“This has been our most popular martini this summer,’’ said Decourcey, giving the ingredients a long hard shake. He infuses the pink grapefruit into the vodka for about 10 days to get the right tart citrus flavor. The basil is infused into a simple syrup, which means no leaves clogging up the sipping process. The pulp of the grapefruit provides texture.

Looking ahead to the forthcoming fall drink menu, the duo mixed a couple of their new offerings for us, including the Italian Iced Tea (Absolut Boston, lemon and lime juice, Sprite, $8, below right).

“Italian Ice was one of my favorite desserts growing up,’’ said Gillespie. This one does a good job of approximating its namesake. But the Absolut Boston, with its black tea and elderflower flavors, adds an entirely new dimension. “This has the elderflower flavor, but it’s not as sweet as St. Germain, which is syrupy,’’ said Gillespie.

Also sweet, both literally and figuratively, was the Electric Blueberry Lemonade (blueberry-infused vodka, lemonade, limoncello, $9). It walks the tight rope between tart and sugary with its lemonade flavor. It’s very refreshing and easily drinkable, and the fresh blueberry garnish makes for good snacking.

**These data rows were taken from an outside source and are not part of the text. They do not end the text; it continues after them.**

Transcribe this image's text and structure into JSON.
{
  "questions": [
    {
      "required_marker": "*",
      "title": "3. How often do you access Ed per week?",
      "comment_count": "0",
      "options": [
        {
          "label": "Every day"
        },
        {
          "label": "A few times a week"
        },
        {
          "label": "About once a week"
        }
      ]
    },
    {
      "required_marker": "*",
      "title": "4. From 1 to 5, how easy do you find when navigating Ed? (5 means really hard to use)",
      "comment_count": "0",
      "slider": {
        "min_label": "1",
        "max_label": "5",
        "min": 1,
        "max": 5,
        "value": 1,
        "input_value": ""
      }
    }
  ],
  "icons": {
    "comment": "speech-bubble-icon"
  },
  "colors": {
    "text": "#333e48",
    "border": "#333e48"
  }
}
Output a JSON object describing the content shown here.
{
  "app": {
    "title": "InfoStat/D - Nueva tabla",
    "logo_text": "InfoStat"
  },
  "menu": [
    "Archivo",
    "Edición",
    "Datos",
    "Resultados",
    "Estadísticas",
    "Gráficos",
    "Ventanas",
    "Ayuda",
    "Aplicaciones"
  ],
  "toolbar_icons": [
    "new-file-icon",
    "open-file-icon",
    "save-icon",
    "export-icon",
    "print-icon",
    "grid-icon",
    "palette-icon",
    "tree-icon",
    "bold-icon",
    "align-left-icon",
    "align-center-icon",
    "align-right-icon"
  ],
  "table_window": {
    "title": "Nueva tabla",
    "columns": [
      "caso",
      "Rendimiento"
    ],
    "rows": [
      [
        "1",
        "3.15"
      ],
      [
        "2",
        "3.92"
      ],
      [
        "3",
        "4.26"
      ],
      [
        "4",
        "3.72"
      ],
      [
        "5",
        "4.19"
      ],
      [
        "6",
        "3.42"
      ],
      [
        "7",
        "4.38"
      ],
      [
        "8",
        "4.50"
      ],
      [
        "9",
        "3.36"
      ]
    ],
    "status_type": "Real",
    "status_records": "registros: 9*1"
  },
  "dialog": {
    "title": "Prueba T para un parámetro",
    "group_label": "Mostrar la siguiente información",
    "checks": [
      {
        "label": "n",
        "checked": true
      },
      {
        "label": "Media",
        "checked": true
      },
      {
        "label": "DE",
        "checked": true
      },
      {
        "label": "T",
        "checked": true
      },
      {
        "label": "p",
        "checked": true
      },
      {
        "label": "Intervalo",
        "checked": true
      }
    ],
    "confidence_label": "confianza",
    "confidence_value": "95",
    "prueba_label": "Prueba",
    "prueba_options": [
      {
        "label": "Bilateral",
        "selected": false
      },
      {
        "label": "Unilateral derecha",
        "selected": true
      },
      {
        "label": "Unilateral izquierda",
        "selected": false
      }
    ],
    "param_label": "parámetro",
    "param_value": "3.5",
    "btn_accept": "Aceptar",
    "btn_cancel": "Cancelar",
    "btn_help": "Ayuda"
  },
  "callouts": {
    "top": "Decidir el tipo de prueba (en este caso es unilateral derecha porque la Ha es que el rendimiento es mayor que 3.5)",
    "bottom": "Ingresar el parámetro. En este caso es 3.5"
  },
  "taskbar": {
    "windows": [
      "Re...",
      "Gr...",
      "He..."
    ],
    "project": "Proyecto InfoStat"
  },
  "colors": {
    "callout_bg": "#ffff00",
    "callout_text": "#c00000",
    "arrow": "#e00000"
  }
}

Swinging in the opposite direction was their version of an old classic, The Negroni Light (prosecco, sweet vermouth, Campari, bitters, $8). The prosecco takes the place of gin here, which makes for lighter sparkling sipping, while retaining all of the Negroni’s signature bitterness. Campari is certainly an acquired taste, but the Tuaca-cito (Tuaca, Bacardi, mint, lemon and soda, $8) is bit more approachable in its flavoring. The liqueur’s thick hazlenut and vanilla create a pleasant after-dinner drink and, for us anyway, make an already perfectly sunny day just a little bit brighter.

Tavolo, 1918 Dorchester Ave., Dorchester. 617-822-1918. www.tavolopizza.comcq

Boston Globe